- Interest rates in banks and mortgage companies (Statistics Norway): https://www.ssb.no/en/bank-og-finansmarked/finansinstitusjoner-og-andre-finansielle-foretak/statistikk/renter-i-banker-og-kredittforetak
- Hypostat 2021: A review of Europe’s mortgage and housing markets (European Mortgage Federation): https://hypo.org/app/uploads/sites/3/2021/11/HYPOSTAT-2021_vdef.pdf
- Building statistics (Statistics Norway): https://www.ssb.no/en/bygg-bolig-og-eiendom/bygg-og-anlegg/statistikk/byggeareal
- Dwellings (Statistics Norway): https://www.ssb.no/en/bygg-bolig-og-eiendom/statistikker/boligstat
- Policy rate unchanged at 0.5 percent (Norges Bank): https://www.norges-bank.no/en/topics/Monetary-policy/Monetary-policy-meetings/2022/january-2022/
- 2016 Article IV Consultation – Press Release; Staff Report; and Statement by the Executive Director for Norway (International Monetary Fund): https://www.imf.org/external/pubs/ft/scr/2016/cr16214.pdf
- Banks and mortgage companies (Statistics Norway): https://www.ssb.no/en/statbank/table/08101/tableViewLayout1/
- New lending regulation (Government.no): https://www.regjeringen.no/en/historical-archive/solbergs-government/Ministries/fin/press-releases/2020/new-lending-regulation/id2790822/

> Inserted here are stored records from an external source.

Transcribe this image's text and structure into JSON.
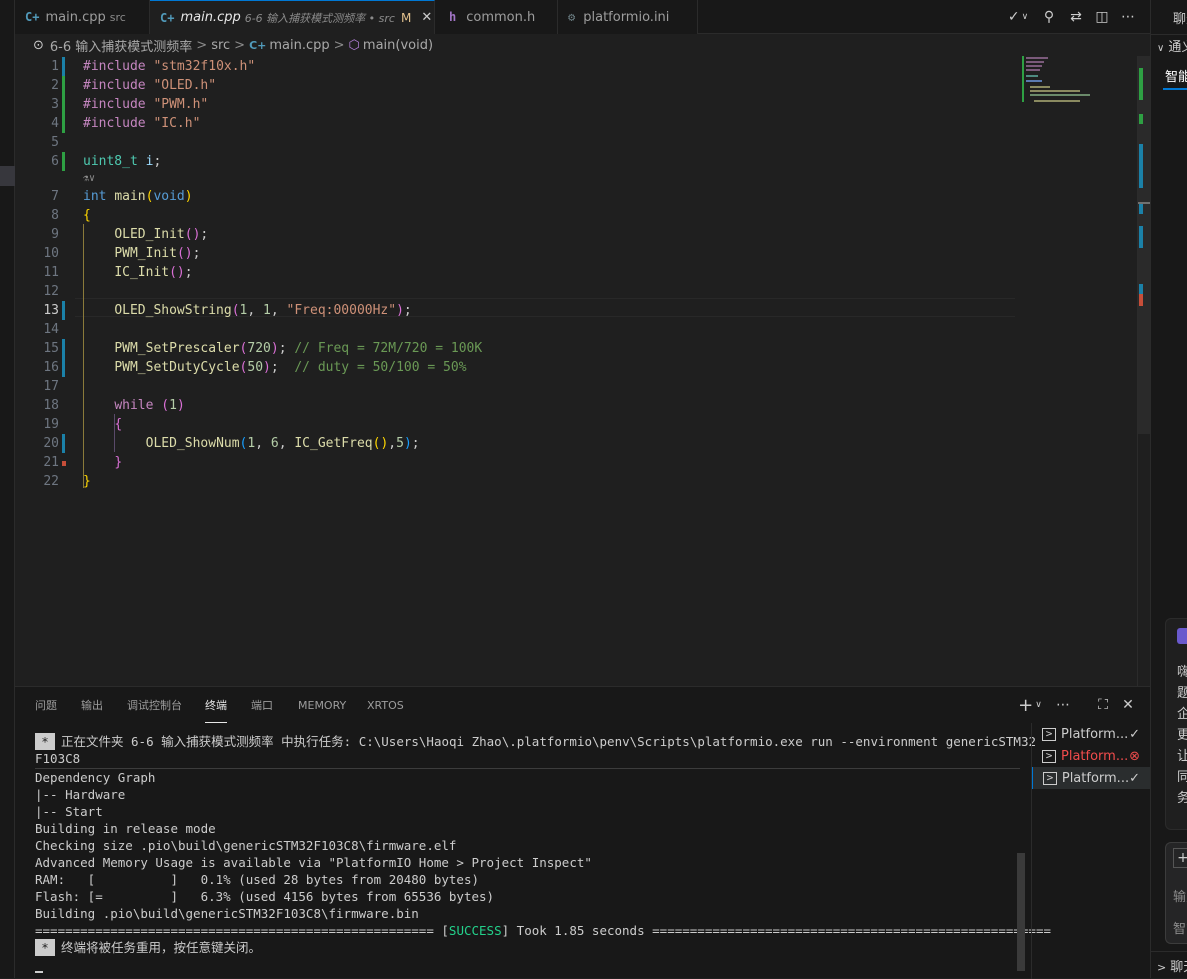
{
  "tabs": [
    {
      "icon": "C+",
      "label": "main.cpp",
      "dir": "src"
    },
    {
      "icon": "C+",
      "label": "main.cpp",
      "dir": "6-6 输入捕获模式测频率 • src",
      "status": "M",
      "close": "✕"
    },
    {
      "icon": "h",
      "label": "common.h"
    },
    {
      "icon": "⚙",
      "label": "platformio.ini"
    }
  ],
  "breadcrumb": {
    "folder": "6-6 输入捕获模式测频率",
    "src": "src",
    "file": "main.cpp",
    "symbol": "main(void)"
  },
  "code_lines": [
    {
      "n": "1",
      "tokens": [
        [
          "kwp",
          "#include"
        ],
        [
          "",
          " "
        ],
        [
          "str",
          "\"stm32f10x.h\""
        ]
      ]
    },
    {
      "n": "2",
      "tokens": [
        [
          "kwp",
          "#include"
        ],
        [
          "",
          " "
        ],
        [
          "str",
          "\"OLED.h\""
        ]
      ]
    },
    {
      "n": "3",
      "tokens": [
        [
          "kwp",
          "#include"
        ],
        [
          "",
          " "
        ],
        [
          "str",
          "\"PWM.h\""
        ]
      ]
    },
    {
      "n": "4",
      "tokens": [
        [
          "kwp",
          "#include"
        ],
        [
          "",
          " "
        ],
        [
          "str",
          "\"IC.h\""
        ]
      ]
    },
    {
      "n": "5",
      "tokens": []
    },
    {
      "n": "6",
      "tokens": [
        [
          "typ",
          "uint8_t"
        ],
        [
          "",
          " "
        ],
        [
          "var",
          "i"
        ],
        [
          "",
          ";"
        ]
      ]
    },
    {
      "n": "7",
      "tokens": [
        [
          "kw",
          "int"
        ],
        [
          "",
          " "
        ],
        [
          "fn",
          "main"
        ],
        [
          "br1",
          "("
        ],
        [
          "kw",
          "void"
        ],
        [
          "br1",
          ")"
        ]
      ]
    },
    {
      "n": "8",
      "tokens": [
        [
          "br1",
          "{"
        ]
      ]
    },
    {
      "n": "9",
      "tokens": [
        [
          "",
          "    "
        ],
        [
          "fn",
          "OLED_Init"
        ],
        [
          "br2",
          "()"
        ],
        [
          "",
          ";"
        ]
      ]
    },
    {
      "n": "10",
      "tokens": [
        [
          "",
          "    "
        ],
        [
          "fn",
          "PWM_Init"
        ],
        [
          "br2",
          "()"
        ],
        [
          "",
          ";"
        ]
      ]
    },
    {
      "n": "11",
      "tokens": [
        [
          "",
          "    "
        ],
        [
          "fn",
          "IC_Init"
        ],
        [
          "br2",
          "()"
        ],
        [
          "",
          ";"
        ]
      ]
    },
    {
      "n": "12",
      "tokens": []
    },
    {
      "n": "13",
      "tokens": [
        [
          "",
          "    "
        ],
        [
          "fn",
          "OLED_ShowString"
        ],
        [
          "br2",
          "("
        ],
        [
          "num",
          "1"
        ],
        [
          "",
          ", "
        ],
        [
          "num",
          "1"
        ],
        [
          "",
          ", "
        ],
        [
          "str",
          "\"Freq:00000Hz\""
        ],
        [
          "br2",
          ")"
        ],
        [
          "",
          ";"
        ]
      ]
    },
    {
      "n": "14",
      "tokens": []
    },
    {
      "n": "15",
      "tokens": [
        [
          "",
          "    "
        ],
        [
          "fn",
          "PWM_SetPrescaler"
        ],
        [
          "br2",
          "("
        ],
        [
          "num",
          "720"
        ],
        [
          "br2",
          ")"
        ],
        [
          "",
          "; "
        ],
        [
          "cmt",
          "// Freq = 72M/720 = 100K"
        ]
      ]
    },
    {
      "n": "16",
      "tokens": [
        [
          "",
          "    "
        ],
        [
          "fn",
          "PWM_SetDutyCycle"
        ],
        [
          "br2",
          "("
        ],
        [
          "num",
          "50"
        ],
        [
          "br2",
          ")"
        ],
        [
          "",
          ";  "
        ],
        [
          "cmt",
          "// duty = 50/100 = 50%"
        ]
      ]
    },
    {
      "n": "17",
      "tokens": []
    },
    {
      "n": "18",
      "tokens": [
        [
          "",
          "    "
        ],
        [
          "kwp",
          "while"
        ],
        [
          "",
          " "
        ],
        [
          "br2",
          "("
        ],
        [
          "num",
          "1"
        ],
        [
          "br2",
          ")"
        ]
      ]
    },
    {
      "n": "19",
      "tokens": [
        [
          "",
          "    "
        ],
        [
          "br2",
          "{"
        ]
      ]
    },
    {
      "n": "20",
      "tokens": [
        [
          "",
          "        "
        ],
        [
          "fn",
          "OLED_ShowNum"
        ],
        [
          "br3",
          "("
        ],
        [
          "num",
          "1"
        ],
        [
          "",
          ", "
        ],
        [
          "num",
          "6"
        ],
        [
          "",
          ", "
        ],
        [
          "fn",
          "IC_GetFreq"
        ],
        [
          "br1",
          "()"
        ],
        [
          "",
          ","
        ],
        [
          "num",
          "5"
        ],
        [
          "br3",
          ")"
        ],
        [
          "",
          ";"
        ]
      ]
    },
    {
      "n": "21",
      "tokens": [
        [
          "",
          "    "
        ],
        [
          "br2",
          "}"
        ]
      ]
    },
    {
      "n": "22",
      "tokens": [
        [
          "br1",
          "}"
        ]
      ]
    }
  ],
  "inline_hint": "⚗∨",
  "panel_tabs": [
    "问题",
    "输出",
    "调试控制台",
    "终端",
    "端口",
    "MEMORY",
    "XRTOS"
  ],
  "terminal": {
    "task_line_1": "正在文件夹 6-6 输入捕获模式测频率 中执行任务: C:\\Users\\Haoqi Zhao\\.platformio\\penv\\Scripts\\platformio.exe run --environment genericSTM32",
    "task_line_2": "F103C8",
    "lines": [
      "Dependency Graph",
      "|-- Hardware",
      "|-- Start",
      "Building in release mode",
      "Checking size .pio\\build\\genericSTM32F103C8\\firmware.elf",
      "Advanced Memory Usage is available via \"PlatformIO Home > Project Inspect\"",
      "RAM:   [          ]   0.1% (used 28 bytes from 20480 bytes)",
      "Flash: [=         ]   6.3% (used 4156 bytes from 65536 bytes)",
      "Building .pio\\build\\genericSTM32F103C8\\firmware.bin"
    ],
    "rule_left": "=====================================================",
    "success": "SUCCESS",
    "took": "Took 1.85 seconds",
    "rule_right": "=====================================================",
    "reuse_msg": "终端将被任务重用，按任意键关闭。"
  },
  "terminal_list": [
    {
      "label": "Platform...",
      "status": "✓",
      "color": "#cccccc"
    },
    {
      "label": "Platform...",
      "status": "⊗",
      "color": "#f14c4c"
    },
    {
      "label": "Platform...",
      "status": "✓",
      "color": "#cccccc"
    }
  ],
  "right_panel": {
    "title": "聊天",
    "section": "通义",
    "tab": "智能",
    "lines": [
      "嗨",
      "题",
      "企",
      "更",
      "让",
      "同",
      "务"
    ],
    "input_1": "输入",
    "input_2": "智能",
    "footer": "聊天"
  },
  "colors": {
    "accent": "#0078d4",
    "added": "#2ea043",
    "modified": "#0c7d9d",
    "deleted": "#f14c4c"
  }
}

- The lending regulation (Government.no): https://www.regjeringen.no/en/topics/the-economy/finansmarkedene/utlansforskriften/id2791101/
- Economic trends (Statistics Norway): https://www.ssb.no/en/nasjonalregnskap-og-konjunkturer/konjunkturer/statistikk/konjunkturtendensene
- Labour force survey (Statistics Norway): https://www.ssb.no/en/arbeid-og-lonn/sysselsetting/statistikk/arbeidskraftundersokelsen
- What's going on? Oslo's dramatic 21.6% house price surge - March 28, 2017
- Norway’s housing market slowing - January 05, 2014